Natan’s time journey began in October 2011, when he and Behroozi (who is also his husband) traveled to southern France with Natan’s father, Tom Natan Sr.
“I knew my father had moved around southern France during the war, but on this trip he kept telling us stories that left our jaws dropping,” Natan says.
Natan’s grandparents had been prosperous Jewish fabric merchants in Vienna during the 1930s but left Austria for Belgium after the Anschluss — the German takeover of Austria — in 1938. When the Nazis invaded Belgium in 1940, the family “hired a taxi and said, ‘Take us to France’ ” — where, Natan explains, his grandfather was incarcerated as a prisoner of war because of his Austrian nationality. Instead of spending time in a POW camp, he chose to accept a mining job in southern France, then under the collaborationist Vichy government, where he would be helping the German war effort but could live with his family.
Young Suzanne Natan, born in exile in Brussels, died of encephalitis in a Montpellier hospital in July 1942 at age 2. A few months later, young Tom, then 8, contracted typhus and was treated in the same hospital. There, his father met a young hospital worker named Simone Demangel, who moonlighted as a Resistance fighter helping Jewish refugees and downed Allied flyers escape from France.
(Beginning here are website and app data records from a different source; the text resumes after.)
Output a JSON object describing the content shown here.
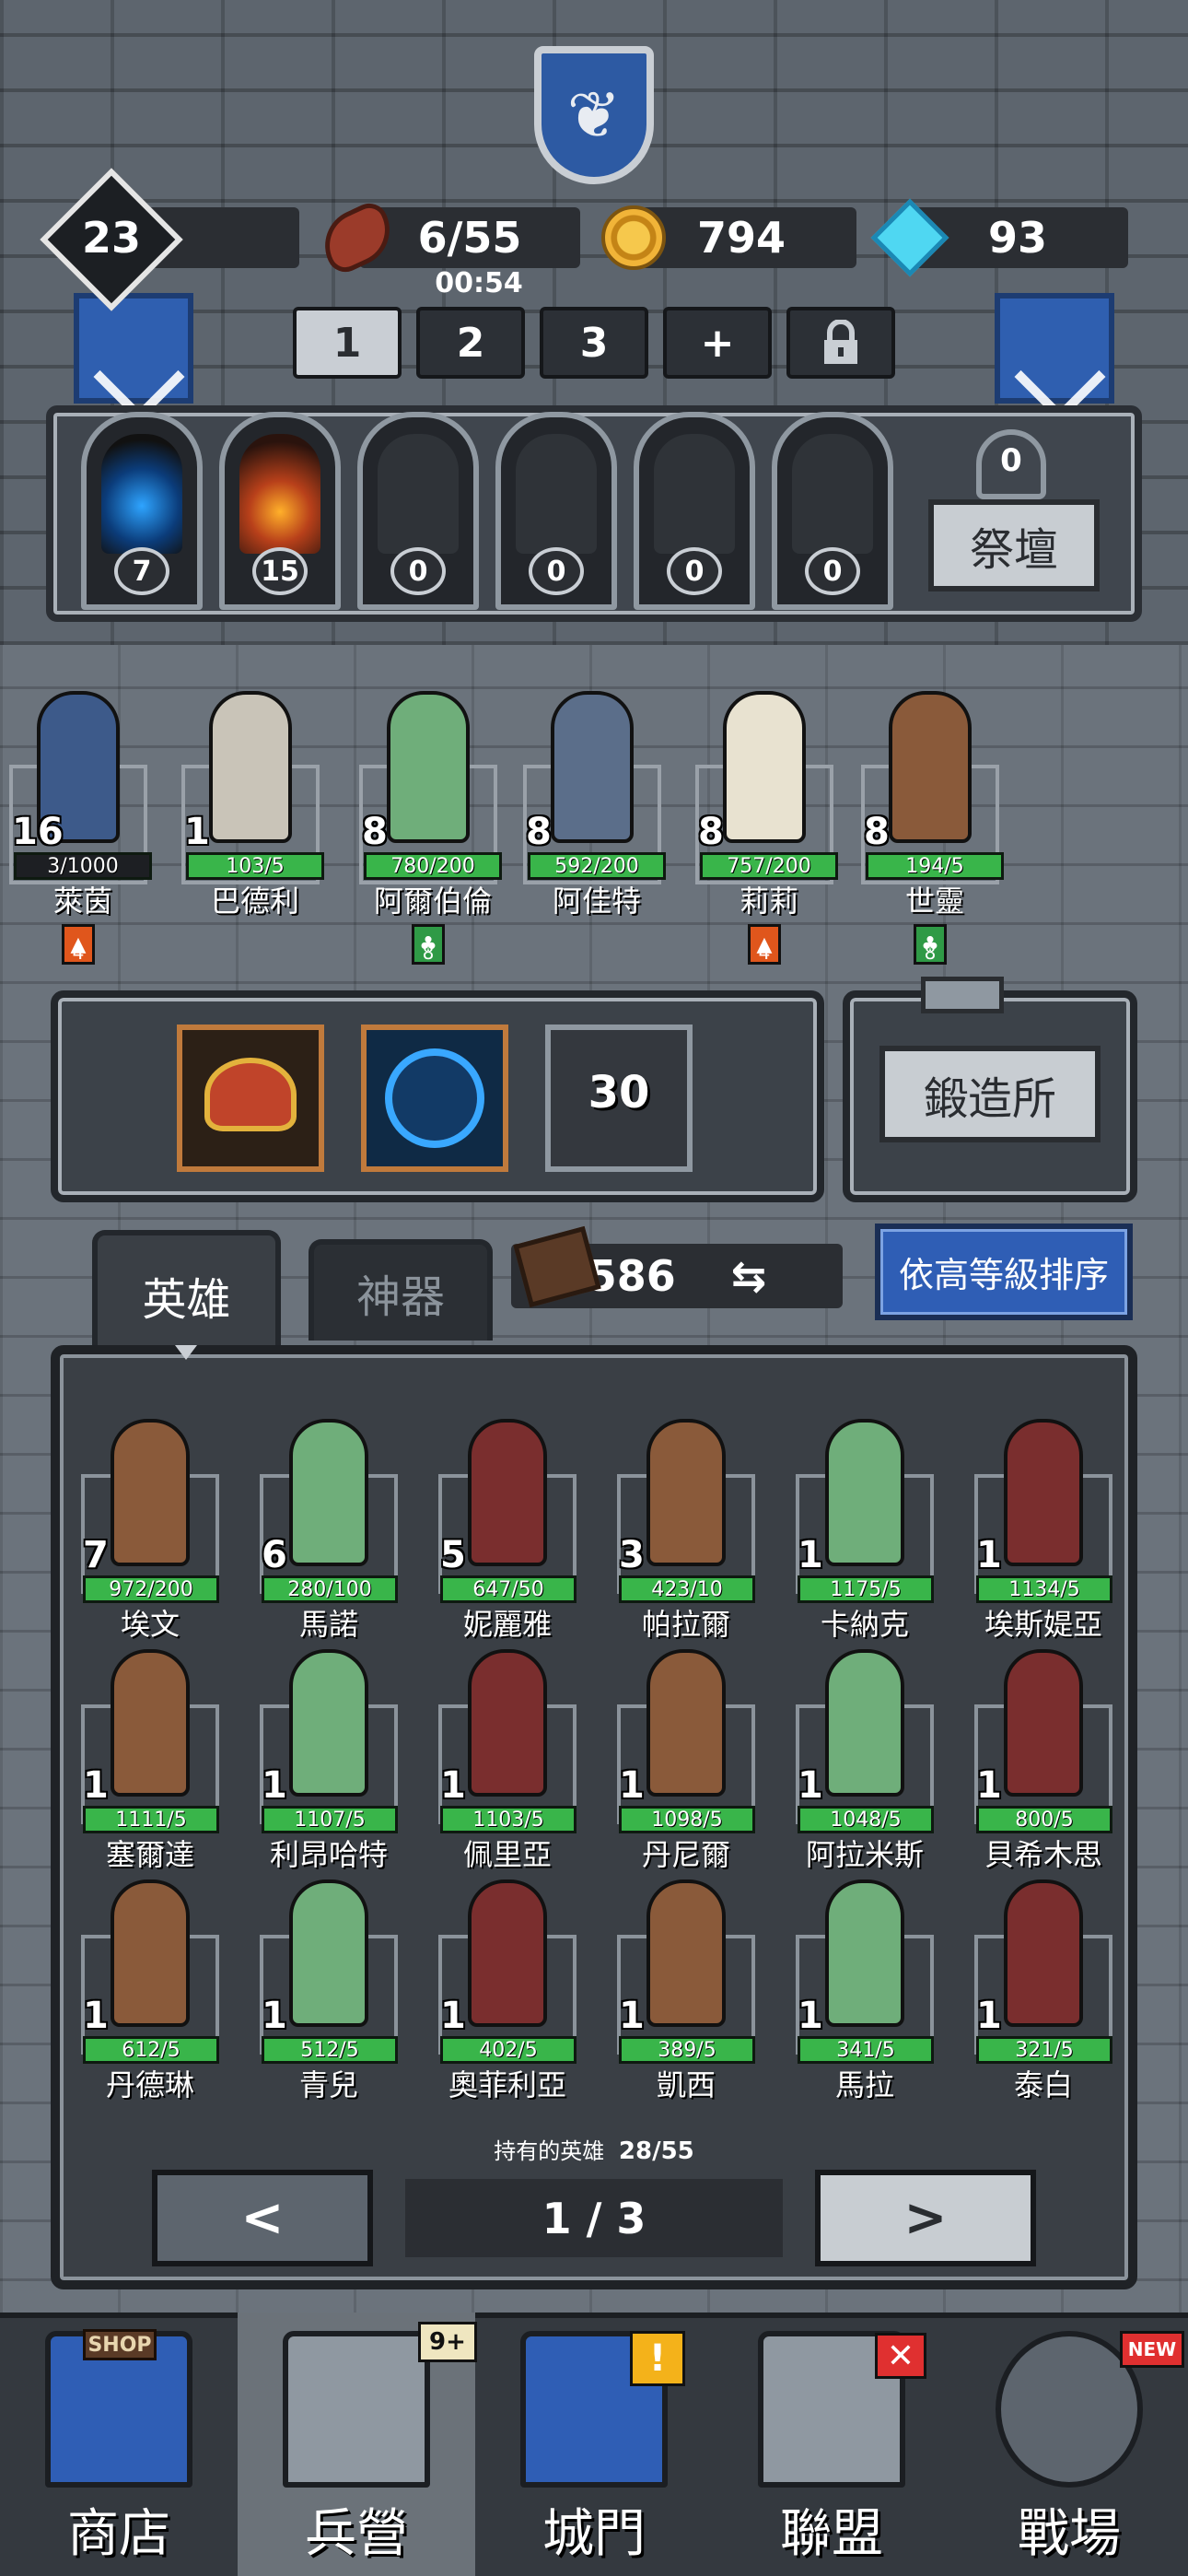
{
  "colors": {
    "xp_green": "#39b54a",
    "sort_blue": "#2f5eb5",
    "tag_orange": "#e0561c",
    "tag_green": "#2f9a46",
    "badge_red": "#e03030",
    "badge_yellow": "#f4b21a"
  },
  "resources": {
    "level": "23",
    "food": "6/55",
    "food_timer": "00:54",
    "gold": "794",
    "gems": "93",
    "food_icon": "meat-icon",
    "gold_icon": "gold-coin-icon",
    "gem_icon": "diamond-icon"
  },
  "team_tabs": [
    "1",
    "2",
    "3",
    "+"
  ],
  "statues": [
    "7",
    "15",
    "0",
    "0",
    "0",
    "0"
  ],
  "altar": {
    "count": "0",
    "label": "祭壇"
  },
  "team": [
    {
      "level": "16",
      "xp": "3/1000",
      "name": "萊茵",
      "tag": "orange",
      "tag_num": "4"
    },
    {
      "level": "1",
      "xp": "103/5",
      "name": "巴德利"
    },
    {
      "level": "8",
      "xp": "780/200",
      "name": "阿爾伯倫",
      "tag": "green",
      "tag_num": "8"
    },
    {
      "level": "8",
      "xp": "592/200",
      "name": "阿佳特"
    },
    {
      "level": "8",
      "xp": "757/200",
      "name": "莉莉",
      "tag": "orange",
      "tag_num": "4"
    },
    {
      "level": "8",
      "xp": "194/5",
      "name": "世靈",
      "tag": "green",
      "tag_num": "8"
    }
  ],
  "artifact_locked_level": "30",
  "forge_label": "鍛造所",
  "tabs": {
    "heroes": "英雄",
    "artifacts": "神器"
  },
  "scroll_count": "586",
  "swap_icon": "⇆",
  "sort_label": "依高等級排序",
  "heroes": [
    {
      "level": "7",
      "xp": "972/200",
      "name": "埃文"
    },
    {
      "level": "6",
      "xp": "280/100",
      "name": "馬諾"
    },
    {
      "level": "5",
      "xp": "647/50",
      "name": "妮麗雅"
    },
    {
      "level": "3",
      "xp": "423/10",
      "name": "帕拉爾"
    },
    {
      "level": "1",
      "xp": "1175/5",
      "name": "卡納克"
    },
    {
      "level": "1",
      "xp": "1134/5",
      "name": "埃斯媞亞"
    },
    {
      "level": "1",
      "xp": "1111/5",
      "name": "塞爾達"
    },
    {
      "level": "1",
      "xp": "1107/5",
      "name": "利昂哈特"
    },
    {
      "level": "1",
      "xp": "1103/5",
      "name": "佩里亞"
    },
    {
      "level": "1",
      "xp": "1098/5",
      "name": "丹尼爾"
    },
    {
      "level": "1",
      "xp": "1048/5",
      "name": "阿拉米斯"
    },
    {
      "level": "1",
      "xp": "800/5",
      "name": "貝希木思"
    },
    {
      "level": "1",
      "xp": "612/5",
      "name": "丹德琳"
    },
    {
      "level": "1",
      "xp": "512/5",
      "name": "青兒"
    },
    {
      "level": "1",
      "xp": "402/5",
      "name": "奧菲利亞"
    },
    {
      "level": "1",
      "xp": "389/5",
      "name": "凱西"
    },
    {
      "level": "1",
      "xp": "341/5",
      "name": "馬拉"
    },
    {
      "level": "1",
      "xp": "321/5",
      "name": "泰白"
    }
  ],
  "owned_label": "持有的英雄",
  "owned_count": "28/55",
  "pager": {
    "prev": "<",
    "next": ">",
    "page": "1 / 3"
  },
  "nav": [
    {
      "label": "商店",
      "badge": "SHOP",
      "icon": "shop-icon"
    },
    {
      "label": "兵營",
      "badge": "9+",
      "icon": "barracks-icon"
    },
    {
      "label": "城門",
      "badge": "!",
      "icon": "castle-gate-icon"
    },
    {
      "label": "聯盟",
      "badge": "✕",
      "icon": "alliance-icon"
    },
    {
      "label": "戰場",
      "badge": "NEW",
      "icon": "battlefield-icon"
    }
  ]
}
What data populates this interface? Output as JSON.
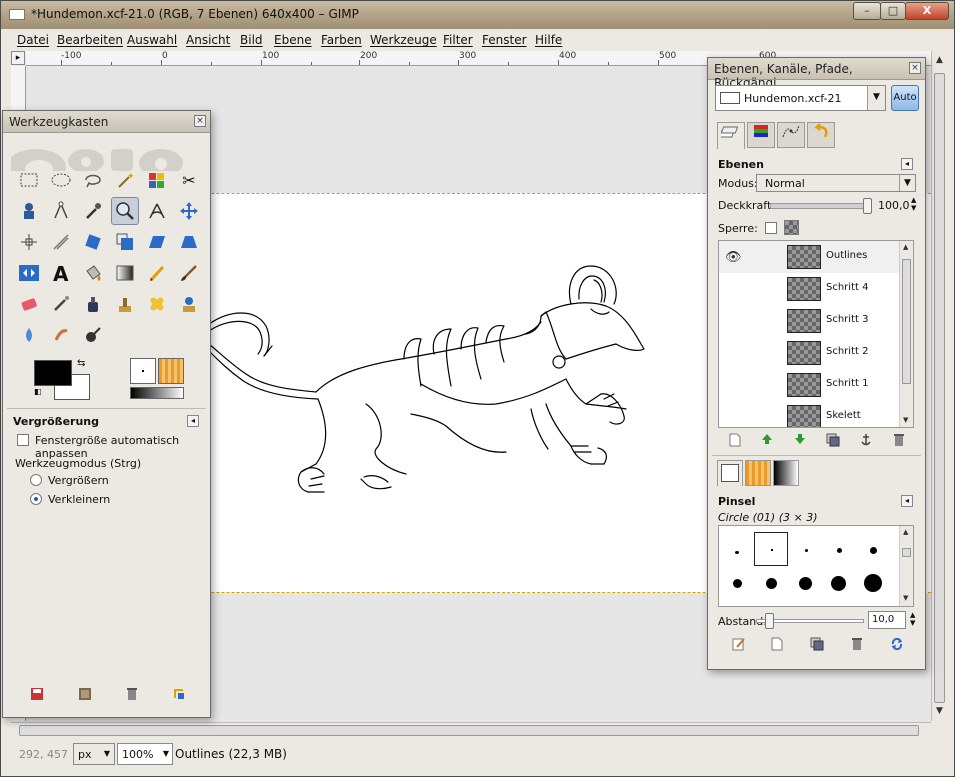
{
  "window": {
    "title": "*Hundemon.xcf-21.0 (RGB, 7 Ebenen) 640x400 – GIMP"
  },
  "menu": [
    "Datei",
    "Bearbeiten",
    "Auswahl",
    "Ansicht",
    "Bild",
    "Ebene",
    "Farben",
    "Werkzeuge",
    "Filter",
    "Fenster",
    "Hilfe"
  ],
  "ruler": {
    "labels": [
      "-100",
      "0",
      "100",
      "200",
      "300",
      "400",
      "500",
      "600"
    ]
  },
  "toolbox": {
    "title": "Werkzeugkasten",
    "options_title": "Vergrößerung",
    "auto_resize_label": "Fenstergröße automatisch anpassen",
    "mode_label": "Werkzeugmodus (Strg)",
    "mode_in": "Vergrößern",
    "mode_out": "Verkleinern",
    "selected_mode": "Verkleinern"
  },
  "layers_dock": {
    "title": "Ebenen, Kanäle, Pfade, Rückgängi...",
    "image_name": "Hundemon.xcf-21",
    "auto_label": "Auto",
    "section_title": "Ebenen",
    "mode_label": "Modus:",
    "mode_value": "Normal",
    "opacity_label": "Deckkraft:",
    "opacity_value": "100,0",
    "lock_label": "Sperre:",
    "layers": [
      {
        "name": "Outlines",
        "visible": true,
        "selected": true
      },
      {
        "name": "Schritt 4",
        "visible": false,
        "selected": false
      },
      {
        "name": "Schritt 3",
        "visible": false,
        "selected": false
      },
      {
        "name": "Schritt 2",
        "visible": false,
        "selected": false
      },
      {
        "name": "Schritt 1",
        "visible": false,
        "selected": false
      },
      {
        "name": "Skelett",
        "visible": false,
        "selected": false
      }
    ]
  },
  "brushes": {
    "section_title": "Pinsel",
    "current": "Circle (01) (3 × 3)",
    "spacing_label": "Abstand:",
    "spacing_value": "10,0"
  },
  "status": {
    "coords": "292, 457",
    "unit": "px",
    "zoom": "100%",
    "message": "Outlines (22,3 MB)"
  }
}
In late 1942, as the Nazis conducted mass deportations of Jews throughout France, she provided the family with forged papers that allowed them to go to Italian-occupied Nice. Mussolini’s government was not deporting Jews, and the family felt safe until the Allies invaded southern Italy, Mussolini fell from power and the Nazis took over in the north. Young Tom Natan was sent to Switzerland, where he lived in an orphanage, while his parents spent the rest of the war leading a nomadic life in the mountainous regions of northern Italy.
“It was like ‘Sound of Music’ in reverse,” Natan quips.
After the war, Natan’s grandparents worked for the U.S. Army in Milan. Swiss authorities put his father and other orphaned Jewish children on a train for southern Italy, bound ultimately for Palestine. When the train stopped in Milan, young Tom Sr. hopped off and rejoined his parents. The family emigrated to the United States a few years later.
With the help of one of his producer clients, Jean-Baptiste Peitavy of Domaine de Mairan, Natan found Suzanne’s gravestone in the Jewish section of Montpellier’s Saint Lazare cemetery. And they traced Simone Demangel, who died in the 1990s, to the Chateau d’Assas, north of Montpellier. There, her daughter, Marie-Claire, told them her mother — under the Resisistance code name “Pauline” — had helped many refugees escape France.
“My grandfather may have been the only person she helped who knew her real name,” because he met her at the hospital rather than through the Resistance, Natan says. He has written movingly on First Vine’s Web site of his explorations into his family history.
Assas is a wine grower’s town, and the local co-op, Les Vignerons du Pic, produces wines using the chateau’s name. Today, when Natan sells the Chateau d’Assas wine, “I feel closer to my grandparents, just knowing what they went through,” he says. “Looking at this bottle I think of them, my father and Suzanne. And I feel proud of Simone, and just to tell people what she did is amazing.”
McIntyre blogs at dmwineline.com. On Twitter: @dmwine.